Task goal:
Look through the listing below and report the lines that have the word "true" in them.

□ □ □

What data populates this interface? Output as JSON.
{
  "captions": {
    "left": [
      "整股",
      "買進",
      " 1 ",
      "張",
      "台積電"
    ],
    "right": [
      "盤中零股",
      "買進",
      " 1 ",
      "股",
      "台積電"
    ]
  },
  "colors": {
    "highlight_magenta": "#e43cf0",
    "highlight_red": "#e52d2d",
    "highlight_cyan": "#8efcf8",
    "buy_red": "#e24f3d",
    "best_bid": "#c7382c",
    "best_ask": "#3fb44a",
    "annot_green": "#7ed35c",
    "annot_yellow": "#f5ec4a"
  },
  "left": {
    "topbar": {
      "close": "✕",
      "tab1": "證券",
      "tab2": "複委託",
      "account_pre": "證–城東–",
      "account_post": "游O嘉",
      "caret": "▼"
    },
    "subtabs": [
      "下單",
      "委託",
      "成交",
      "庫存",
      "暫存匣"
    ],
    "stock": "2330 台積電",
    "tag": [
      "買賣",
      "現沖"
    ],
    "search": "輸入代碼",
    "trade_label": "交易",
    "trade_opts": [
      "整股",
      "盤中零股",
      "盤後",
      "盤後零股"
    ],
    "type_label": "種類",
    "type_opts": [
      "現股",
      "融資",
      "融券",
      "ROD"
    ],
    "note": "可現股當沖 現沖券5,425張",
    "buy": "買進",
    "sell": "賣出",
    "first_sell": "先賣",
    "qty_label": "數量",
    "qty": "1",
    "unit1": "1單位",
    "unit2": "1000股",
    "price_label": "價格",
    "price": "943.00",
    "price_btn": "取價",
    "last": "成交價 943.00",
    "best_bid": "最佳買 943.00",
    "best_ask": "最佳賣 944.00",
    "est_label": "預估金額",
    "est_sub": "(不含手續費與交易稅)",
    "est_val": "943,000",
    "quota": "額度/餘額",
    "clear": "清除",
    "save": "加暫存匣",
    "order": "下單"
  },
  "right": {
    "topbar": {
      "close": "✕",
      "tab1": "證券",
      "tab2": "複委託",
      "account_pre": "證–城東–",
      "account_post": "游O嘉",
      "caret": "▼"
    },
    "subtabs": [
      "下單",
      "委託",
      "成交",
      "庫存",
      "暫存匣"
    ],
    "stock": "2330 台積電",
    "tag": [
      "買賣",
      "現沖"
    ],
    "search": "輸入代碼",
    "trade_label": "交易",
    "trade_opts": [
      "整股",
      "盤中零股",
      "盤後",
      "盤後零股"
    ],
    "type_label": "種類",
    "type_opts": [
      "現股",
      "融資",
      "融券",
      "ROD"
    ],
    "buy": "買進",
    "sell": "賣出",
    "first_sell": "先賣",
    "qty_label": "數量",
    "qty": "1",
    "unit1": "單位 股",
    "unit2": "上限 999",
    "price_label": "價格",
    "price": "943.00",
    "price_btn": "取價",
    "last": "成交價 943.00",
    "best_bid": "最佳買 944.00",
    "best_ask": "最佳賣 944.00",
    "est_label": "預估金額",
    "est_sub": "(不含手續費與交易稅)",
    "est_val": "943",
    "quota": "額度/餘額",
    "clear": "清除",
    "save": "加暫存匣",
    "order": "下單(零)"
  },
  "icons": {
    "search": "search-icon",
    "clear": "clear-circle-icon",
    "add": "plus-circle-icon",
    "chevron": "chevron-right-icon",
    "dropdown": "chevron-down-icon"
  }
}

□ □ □

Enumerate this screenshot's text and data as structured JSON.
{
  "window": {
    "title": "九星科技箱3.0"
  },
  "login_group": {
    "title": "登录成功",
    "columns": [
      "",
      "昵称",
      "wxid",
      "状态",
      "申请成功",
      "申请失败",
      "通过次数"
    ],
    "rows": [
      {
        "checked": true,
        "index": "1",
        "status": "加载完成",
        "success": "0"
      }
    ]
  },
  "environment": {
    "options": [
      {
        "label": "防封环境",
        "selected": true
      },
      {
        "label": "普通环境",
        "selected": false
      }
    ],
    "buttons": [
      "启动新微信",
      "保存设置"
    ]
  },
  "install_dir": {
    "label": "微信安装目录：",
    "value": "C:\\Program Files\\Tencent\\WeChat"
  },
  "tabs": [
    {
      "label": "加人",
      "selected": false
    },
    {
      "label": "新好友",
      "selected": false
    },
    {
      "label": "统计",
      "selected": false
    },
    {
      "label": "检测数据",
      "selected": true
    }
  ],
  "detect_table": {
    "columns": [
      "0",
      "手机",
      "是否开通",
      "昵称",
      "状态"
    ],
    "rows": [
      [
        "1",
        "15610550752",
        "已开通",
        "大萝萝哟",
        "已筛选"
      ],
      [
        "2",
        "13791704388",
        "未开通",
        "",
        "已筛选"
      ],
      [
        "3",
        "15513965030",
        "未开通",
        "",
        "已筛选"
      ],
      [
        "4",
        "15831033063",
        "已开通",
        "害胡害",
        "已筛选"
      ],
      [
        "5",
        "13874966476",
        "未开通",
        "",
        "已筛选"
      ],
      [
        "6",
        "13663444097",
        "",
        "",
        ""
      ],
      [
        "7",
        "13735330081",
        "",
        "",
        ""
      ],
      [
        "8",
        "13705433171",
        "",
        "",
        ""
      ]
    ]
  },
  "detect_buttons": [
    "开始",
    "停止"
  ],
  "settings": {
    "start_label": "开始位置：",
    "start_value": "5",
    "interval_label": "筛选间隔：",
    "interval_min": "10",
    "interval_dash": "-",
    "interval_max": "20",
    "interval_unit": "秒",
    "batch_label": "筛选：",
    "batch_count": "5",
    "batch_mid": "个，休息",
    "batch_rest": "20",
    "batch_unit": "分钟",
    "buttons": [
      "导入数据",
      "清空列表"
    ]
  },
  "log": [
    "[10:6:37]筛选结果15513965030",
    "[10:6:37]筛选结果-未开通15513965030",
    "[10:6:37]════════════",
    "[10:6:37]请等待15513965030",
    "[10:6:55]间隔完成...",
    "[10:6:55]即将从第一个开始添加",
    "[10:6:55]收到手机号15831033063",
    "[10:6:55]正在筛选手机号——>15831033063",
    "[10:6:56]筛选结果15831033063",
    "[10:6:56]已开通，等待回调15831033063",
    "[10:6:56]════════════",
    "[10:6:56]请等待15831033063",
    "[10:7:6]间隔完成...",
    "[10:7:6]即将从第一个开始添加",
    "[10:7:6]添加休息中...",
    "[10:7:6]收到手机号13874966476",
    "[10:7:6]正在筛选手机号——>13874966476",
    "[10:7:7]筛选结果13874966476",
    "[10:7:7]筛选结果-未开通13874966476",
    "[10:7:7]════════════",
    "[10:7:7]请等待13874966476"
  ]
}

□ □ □

Response to the task:
        "checked": true,
        "selected": true
      "selected": true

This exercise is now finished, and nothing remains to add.